During Moist’s third-full length recording, Mercedes Five And Dime, the Montreal-based five-piece was referred to as “the five-headed beast that is Moist”, says guitarist Mark Makoway with a smirk. That was the easiest way for producer David Leonard (Barenaked Ladies, Prince) to explain what it was like working twelve hours a day, seven days a week for nearly three months with all five members of Moist.
Album title, Mercedes Five And Dime (which is a lyric from the song “Dogs”) insinuates hints of mythical dichotomy and of the fictional place where one can daydream of other, preferred places.

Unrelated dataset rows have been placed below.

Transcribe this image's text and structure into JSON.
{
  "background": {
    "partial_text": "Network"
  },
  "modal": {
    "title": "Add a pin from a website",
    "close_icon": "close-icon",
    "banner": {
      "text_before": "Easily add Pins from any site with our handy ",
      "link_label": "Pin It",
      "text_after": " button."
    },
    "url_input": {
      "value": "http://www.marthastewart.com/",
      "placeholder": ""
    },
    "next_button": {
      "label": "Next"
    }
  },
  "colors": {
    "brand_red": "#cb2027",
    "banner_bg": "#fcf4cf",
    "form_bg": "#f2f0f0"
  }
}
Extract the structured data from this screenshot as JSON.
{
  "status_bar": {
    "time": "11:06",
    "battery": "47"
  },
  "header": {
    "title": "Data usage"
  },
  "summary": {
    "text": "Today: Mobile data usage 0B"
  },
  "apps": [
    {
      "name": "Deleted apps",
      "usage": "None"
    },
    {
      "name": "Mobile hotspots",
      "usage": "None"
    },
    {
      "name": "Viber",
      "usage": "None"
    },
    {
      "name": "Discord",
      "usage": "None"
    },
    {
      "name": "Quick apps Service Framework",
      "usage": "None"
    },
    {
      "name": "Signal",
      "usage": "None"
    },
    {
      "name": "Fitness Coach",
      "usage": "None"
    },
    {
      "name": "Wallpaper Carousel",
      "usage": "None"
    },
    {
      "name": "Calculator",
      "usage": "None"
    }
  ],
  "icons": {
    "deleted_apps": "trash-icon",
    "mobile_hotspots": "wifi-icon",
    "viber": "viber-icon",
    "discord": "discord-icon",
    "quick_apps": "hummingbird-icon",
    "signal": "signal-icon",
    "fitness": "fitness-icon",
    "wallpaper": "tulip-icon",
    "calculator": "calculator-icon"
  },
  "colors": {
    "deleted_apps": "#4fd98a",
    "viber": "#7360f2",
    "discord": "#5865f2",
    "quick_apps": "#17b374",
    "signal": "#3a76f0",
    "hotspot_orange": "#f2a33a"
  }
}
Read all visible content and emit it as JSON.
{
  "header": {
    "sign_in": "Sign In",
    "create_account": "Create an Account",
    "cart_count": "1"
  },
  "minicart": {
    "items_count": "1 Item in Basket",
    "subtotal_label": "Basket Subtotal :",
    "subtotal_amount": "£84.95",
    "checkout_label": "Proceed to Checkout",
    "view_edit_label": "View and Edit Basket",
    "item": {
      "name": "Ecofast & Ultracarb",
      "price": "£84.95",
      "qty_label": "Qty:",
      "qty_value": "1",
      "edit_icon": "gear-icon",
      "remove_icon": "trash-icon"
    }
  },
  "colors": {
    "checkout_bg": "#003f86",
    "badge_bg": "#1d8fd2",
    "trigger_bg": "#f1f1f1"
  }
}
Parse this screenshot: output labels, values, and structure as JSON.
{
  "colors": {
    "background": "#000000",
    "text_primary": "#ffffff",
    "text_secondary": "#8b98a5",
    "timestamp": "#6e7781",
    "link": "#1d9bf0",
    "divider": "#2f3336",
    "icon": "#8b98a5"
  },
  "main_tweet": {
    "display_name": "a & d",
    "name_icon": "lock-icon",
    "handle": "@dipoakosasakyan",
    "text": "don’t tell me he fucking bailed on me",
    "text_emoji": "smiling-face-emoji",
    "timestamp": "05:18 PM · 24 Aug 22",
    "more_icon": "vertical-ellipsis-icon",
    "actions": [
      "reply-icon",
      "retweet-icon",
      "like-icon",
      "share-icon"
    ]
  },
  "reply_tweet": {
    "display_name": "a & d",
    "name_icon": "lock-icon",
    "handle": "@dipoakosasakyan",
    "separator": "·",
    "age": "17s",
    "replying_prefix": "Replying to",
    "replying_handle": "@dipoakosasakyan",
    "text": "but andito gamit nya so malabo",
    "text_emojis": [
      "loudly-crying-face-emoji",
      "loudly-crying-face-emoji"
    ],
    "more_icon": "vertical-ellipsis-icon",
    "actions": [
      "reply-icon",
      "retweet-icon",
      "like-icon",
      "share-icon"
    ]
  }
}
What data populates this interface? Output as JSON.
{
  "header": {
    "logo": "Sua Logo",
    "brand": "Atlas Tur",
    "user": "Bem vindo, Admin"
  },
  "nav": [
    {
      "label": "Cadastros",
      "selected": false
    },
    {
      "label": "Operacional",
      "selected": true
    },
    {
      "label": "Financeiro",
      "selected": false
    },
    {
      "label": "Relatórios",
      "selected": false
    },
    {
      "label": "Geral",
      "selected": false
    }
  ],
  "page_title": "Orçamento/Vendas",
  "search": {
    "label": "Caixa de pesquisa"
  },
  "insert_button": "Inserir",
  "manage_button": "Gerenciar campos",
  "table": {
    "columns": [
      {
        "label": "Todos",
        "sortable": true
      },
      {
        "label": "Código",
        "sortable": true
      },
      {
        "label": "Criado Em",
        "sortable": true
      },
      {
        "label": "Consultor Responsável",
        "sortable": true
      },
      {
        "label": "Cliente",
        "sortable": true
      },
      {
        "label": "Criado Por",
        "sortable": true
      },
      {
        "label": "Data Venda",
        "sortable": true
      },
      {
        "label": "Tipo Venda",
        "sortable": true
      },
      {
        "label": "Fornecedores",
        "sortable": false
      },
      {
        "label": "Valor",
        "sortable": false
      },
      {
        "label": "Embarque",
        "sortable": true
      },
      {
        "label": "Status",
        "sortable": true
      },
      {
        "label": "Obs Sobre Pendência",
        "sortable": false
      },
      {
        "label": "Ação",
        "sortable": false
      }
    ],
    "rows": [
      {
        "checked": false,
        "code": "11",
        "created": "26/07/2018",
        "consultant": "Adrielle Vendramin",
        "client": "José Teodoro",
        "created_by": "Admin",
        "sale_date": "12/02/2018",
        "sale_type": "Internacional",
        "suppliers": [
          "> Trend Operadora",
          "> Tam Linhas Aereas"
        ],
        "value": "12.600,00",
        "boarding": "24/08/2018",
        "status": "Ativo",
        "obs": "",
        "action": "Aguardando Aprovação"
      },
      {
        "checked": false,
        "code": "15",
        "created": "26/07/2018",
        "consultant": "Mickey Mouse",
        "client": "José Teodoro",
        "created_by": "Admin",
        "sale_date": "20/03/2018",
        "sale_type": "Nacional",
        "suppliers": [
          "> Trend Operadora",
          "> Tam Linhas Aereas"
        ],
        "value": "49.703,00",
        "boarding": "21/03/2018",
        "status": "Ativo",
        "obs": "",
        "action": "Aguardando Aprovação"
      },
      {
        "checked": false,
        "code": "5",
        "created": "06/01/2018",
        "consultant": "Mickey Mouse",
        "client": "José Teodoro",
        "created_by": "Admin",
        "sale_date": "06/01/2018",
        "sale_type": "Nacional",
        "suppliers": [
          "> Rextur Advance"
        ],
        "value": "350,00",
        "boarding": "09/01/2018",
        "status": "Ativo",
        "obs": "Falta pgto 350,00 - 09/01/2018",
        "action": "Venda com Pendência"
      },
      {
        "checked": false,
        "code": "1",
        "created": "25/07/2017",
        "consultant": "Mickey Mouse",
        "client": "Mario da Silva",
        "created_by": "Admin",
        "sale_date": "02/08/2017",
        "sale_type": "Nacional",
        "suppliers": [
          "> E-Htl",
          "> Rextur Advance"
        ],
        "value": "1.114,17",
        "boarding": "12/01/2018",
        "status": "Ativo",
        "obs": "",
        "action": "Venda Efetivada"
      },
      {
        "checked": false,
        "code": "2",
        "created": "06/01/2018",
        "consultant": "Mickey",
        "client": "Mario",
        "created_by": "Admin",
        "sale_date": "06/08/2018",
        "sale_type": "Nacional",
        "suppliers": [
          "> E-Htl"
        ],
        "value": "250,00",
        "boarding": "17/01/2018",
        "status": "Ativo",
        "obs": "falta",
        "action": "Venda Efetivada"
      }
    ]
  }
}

This disc is less about the aggression or sullen beauty of their past two releases, 1994’s Silver (certified four times platinum in Canada) and 1996’s Creature (almost four times platinum in Canada) – and more about imparting color, textures, depth and new voices to their striking and enigmatic style.
“I think Mercedes Five And Dime is more of a collective and organic album,” says singer David Usher. “Our first disc, Silver, was done independently and we had no clue what we were doing. We just went in and did it, scrambling for time to rent the studio. Because of Silver’s success (which landed the band a publishing and recording contract with EMI) we definitely felt the pressure during the recording and touring of Creature. We denied it at the time, but we felt it.
We also started getting used to the band being successful, which was a strange thing. It still is a strange thing. It takes a long time for our heads to catch up to our bodies, and I think I went a little nuts for a while, which is natural,” Usher smiles.
It doesn’t seem like six years have past since the band first formed in Vancouver and rocked with songs like “Push” and “Believe Me” from Silver. The even bigger disc, Creature, followed up their debut success with hits like “Resurrection”, “Leave It Alone”, “Tangerine” and “Gasoline”. Through extensive worldwide touring with artists as eclectic as Neil Young, Hole and Green Day, Moist’s notoriety was further consolidated during their headlining arena tour for Creature, which included an outdoor show in Montreal for over 85,000 people. After nearly four years of recording and touring, Moist took a long-needed rest period, including a band resettlement in Montreal. Singer David Usher released a solo disc, Little Songs, in 1998 (which saw guest appearances by every member of Moist). He also appeared in Sarah McLachlan‘s “Building A Mystery” video as the love interest and the band ceaselessly wrote and demoed songs in their own, and new, personal home studios